▶ [WHAT TO DO] Match on the string "stars" in the entries below and return every matching line.

╭─ SOURCE MATERIAL

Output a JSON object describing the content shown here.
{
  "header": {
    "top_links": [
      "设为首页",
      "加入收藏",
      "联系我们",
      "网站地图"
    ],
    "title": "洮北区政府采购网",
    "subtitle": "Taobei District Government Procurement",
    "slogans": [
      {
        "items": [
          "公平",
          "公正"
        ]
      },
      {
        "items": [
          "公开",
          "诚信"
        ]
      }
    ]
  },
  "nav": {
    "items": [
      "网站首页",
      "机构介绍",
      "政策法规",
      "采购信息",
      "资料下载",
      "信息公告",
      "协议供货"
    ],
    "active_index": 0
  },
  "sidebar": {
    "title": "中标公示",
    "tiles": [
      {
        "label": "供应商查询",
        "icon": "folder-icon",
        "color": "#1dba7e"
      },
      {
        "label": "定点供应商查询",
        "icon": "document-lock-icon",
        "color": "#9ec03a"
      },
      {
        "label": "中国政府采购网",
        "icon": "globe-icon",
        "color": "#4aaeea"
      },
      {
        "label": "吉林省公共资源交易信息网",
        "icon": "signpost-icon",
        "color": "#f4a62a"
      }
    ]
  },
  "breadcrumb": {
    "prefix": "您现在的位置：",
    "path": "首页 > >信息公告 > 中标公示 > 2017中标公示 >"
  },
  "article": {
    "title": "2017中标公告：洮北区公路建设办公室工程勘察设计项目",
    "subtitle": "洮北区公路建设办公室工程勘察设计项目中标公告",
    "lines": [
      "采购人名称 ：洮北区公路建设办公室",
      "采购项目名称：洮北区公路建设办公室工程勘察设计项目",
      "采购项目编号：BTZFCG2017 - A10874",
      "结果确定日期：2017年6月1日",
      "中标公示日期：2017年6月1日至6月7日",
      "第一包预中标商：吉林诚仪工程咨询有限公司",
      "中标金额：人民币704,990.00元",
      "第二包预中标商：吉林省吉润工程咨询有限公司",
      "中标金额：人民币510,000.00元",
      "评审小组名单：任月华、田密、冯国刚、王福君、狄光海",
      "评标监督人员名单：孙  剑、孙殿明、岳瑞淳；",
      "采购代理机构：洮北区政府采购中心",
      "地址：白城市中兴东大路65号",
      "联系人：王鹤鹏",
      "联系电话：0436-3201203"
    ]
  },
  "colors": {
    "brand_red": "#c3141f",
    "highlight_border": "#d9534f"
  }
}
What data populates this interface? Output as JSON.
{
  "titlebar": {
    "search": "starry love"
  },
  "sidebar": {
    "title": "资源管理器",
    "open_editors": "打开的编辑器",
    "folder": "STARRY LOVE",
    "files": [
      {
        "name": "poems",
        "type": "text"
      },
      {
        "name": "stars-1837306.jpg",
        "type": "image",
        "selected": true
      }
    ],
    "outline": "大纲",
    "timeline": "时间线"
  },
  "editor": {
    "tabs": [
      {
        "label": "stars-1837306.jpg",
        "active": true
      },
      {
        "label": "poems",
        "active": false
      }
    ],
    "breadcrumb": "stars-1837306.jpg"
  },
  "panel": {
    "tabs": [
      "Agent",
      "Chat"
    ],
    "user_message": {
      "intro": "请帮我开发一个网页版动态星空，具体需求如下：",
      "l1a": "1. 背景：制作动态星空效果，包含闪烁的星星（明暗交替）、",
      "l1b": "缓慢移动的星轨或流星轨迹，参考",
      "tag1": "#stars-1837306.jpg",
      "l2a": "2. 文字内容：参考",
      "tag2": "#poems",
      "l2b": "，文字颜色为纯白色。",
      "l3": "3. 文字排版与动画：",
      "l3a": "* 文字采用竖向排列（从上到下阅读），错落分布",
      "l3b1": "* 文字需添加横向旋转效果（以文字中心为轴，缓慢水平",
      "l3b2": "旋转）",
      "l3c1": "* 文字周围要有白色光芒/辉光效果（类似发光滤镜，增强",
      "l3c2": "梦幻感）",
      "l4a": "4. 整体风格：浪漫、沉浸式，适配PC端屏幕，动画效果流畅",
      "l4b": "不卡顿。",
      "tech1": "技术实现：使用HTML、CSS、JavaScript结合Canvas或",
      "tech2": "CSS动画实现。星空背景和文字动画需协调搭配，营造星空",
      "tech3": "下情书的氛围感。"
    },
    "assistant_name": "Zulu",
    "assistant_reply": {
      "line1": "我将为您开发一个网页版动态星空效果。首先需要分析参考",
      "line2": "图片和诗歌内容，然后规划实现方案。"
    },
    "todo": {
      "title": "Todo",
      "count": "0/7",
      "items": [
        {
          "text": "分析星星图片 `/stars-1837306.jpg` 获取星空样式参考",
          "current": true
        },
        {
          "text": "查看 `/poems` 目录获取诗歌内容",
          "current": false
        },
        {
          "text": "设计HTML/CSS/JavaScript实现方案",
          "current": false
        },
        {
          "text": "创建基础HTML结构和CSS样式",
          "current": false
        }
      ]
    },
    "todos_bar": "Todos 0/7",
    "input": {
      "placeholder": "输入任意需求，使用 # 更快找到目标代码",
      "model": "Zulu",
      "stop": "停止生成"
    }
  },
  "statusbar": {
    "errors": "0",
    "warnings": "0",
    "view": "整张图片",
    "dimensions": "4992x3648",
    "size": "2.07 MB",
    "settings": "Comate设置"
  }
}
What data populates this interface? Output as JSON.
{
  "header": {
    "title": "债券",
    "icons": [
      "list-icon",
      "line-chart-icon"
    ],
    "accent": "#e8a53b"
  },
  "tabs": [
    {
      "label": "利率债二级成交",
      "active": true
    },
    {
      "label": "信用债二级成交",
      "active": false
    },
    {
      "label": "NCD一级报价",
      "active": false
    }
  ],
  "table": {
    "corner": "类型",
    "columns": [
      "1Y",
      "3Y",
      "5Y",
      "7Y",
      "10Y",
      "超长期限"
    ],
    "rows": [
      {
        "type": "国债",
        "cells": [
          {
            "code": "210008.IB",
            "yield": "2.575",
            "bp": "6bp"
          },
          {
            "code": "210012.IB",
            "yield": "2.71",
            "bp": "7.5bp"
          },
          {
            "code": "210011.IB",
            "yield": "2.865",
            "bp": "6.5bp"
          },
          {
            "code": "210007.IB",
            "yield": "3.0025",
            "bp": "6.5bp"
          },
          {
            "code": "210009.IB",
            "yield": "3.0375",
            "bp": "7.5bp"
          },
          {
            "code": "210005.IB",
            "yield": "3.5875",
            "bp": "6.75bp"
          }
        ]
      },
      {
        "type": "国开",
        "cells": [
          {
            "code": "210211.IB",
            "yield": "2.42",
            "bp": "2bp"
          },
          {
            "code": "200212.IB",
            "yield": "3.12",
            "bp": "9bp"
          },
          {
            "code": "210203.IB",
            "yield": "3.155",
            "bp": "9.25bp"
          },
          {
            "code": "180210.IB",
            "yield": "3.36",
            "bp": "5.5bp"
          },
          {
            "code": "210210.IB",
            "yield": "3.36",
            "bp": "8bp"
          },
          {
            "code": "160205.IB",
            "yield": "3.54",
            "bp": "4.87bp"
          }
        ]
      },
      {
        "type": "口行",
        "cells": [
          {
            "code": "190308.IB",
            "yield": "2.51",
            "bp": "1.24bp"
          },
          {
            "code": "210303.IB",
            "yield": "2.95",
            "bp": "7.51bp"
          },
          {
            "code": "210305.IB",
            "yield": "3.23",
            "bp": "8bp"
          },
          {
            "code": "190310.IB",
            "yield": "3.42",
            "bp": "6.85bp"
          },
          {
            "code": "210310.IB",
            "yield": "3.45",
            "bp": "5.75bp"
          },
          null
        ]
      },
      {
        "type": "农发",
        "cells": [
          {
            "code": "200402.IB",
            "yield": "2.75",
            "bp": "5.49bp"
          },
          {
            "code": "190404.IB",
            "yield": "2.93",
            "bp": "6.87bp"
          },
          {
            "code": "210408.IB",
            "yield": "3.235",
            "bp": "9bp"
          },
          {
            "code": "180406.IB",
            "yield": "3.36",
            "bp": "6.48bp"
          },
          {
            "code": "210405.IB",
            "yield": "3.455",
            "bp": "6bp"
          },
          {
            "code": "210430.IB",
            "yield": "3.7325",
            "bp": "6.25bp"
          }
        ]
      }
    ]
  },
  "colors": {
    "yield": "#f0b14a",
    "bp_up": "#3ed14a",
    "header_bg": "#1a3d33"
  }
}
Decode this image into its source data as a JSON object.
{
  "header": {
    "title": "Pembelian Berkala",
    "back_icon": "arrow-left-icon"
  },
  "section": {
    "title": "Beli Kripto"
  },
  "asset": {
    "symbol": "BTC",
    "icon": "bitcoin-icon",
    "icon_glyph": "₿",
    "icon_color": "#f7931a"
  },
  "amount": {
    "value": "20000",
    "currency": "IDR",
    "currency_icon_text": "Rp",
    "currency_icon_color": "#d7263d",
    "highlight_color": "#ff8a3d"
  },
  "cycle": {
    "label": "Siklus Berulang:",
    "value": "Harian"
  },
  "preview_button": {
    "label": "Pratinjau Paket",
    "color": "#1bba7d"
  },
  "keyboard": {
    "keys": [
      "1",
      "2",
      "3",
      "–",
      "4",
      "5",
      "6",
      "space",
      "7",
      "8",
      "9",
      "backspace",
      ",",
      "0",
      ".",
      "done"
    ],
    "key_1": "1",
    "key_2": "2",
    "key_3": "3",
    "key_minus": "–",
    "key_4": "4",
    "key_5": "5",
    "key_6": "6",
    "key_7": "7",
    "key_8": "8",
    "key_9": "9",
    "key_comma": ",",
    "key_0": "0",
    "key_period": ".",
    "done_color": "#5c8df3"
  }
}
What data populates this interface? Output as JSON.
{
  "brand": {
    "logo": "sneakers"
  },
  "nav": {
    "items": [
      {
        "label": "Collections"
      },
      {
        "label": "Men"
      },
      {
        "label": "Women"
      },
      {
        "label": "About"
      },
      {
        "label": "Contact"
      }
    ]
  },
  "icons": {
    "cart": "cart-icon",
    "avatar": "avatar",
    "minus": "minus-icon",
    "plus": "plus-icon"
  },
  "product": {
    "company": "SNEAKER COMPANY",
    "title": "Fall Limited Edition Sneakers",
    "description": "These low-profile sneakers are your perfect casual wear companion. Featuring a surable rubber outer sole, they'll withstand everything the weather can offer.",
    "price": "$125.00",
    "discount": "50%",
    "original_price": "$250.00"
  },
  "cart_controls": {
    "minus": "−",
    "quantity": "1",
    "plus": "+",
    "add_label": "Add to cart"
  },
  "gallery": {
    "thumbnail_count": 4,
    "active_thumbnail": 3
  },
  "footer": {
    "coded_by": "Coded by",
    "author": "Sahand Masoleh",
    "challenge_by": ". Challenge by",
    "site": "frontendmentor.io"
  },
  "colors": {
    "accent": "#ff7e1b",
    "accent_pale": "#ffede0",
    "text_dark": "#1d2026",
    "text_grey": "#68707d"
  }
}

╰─

▶ [EXERCISE OUTPUT]
        "name": "stars-1837306.jpg",
        "label": "stars-1837306.jpg",
    "breadcrumb": "stars-1837306.jpg"
      "tag1": "#stars-1837306.jpg",
          "text": "分析星星图片 `/stars-1837306.jpg` 获取星空样式参考",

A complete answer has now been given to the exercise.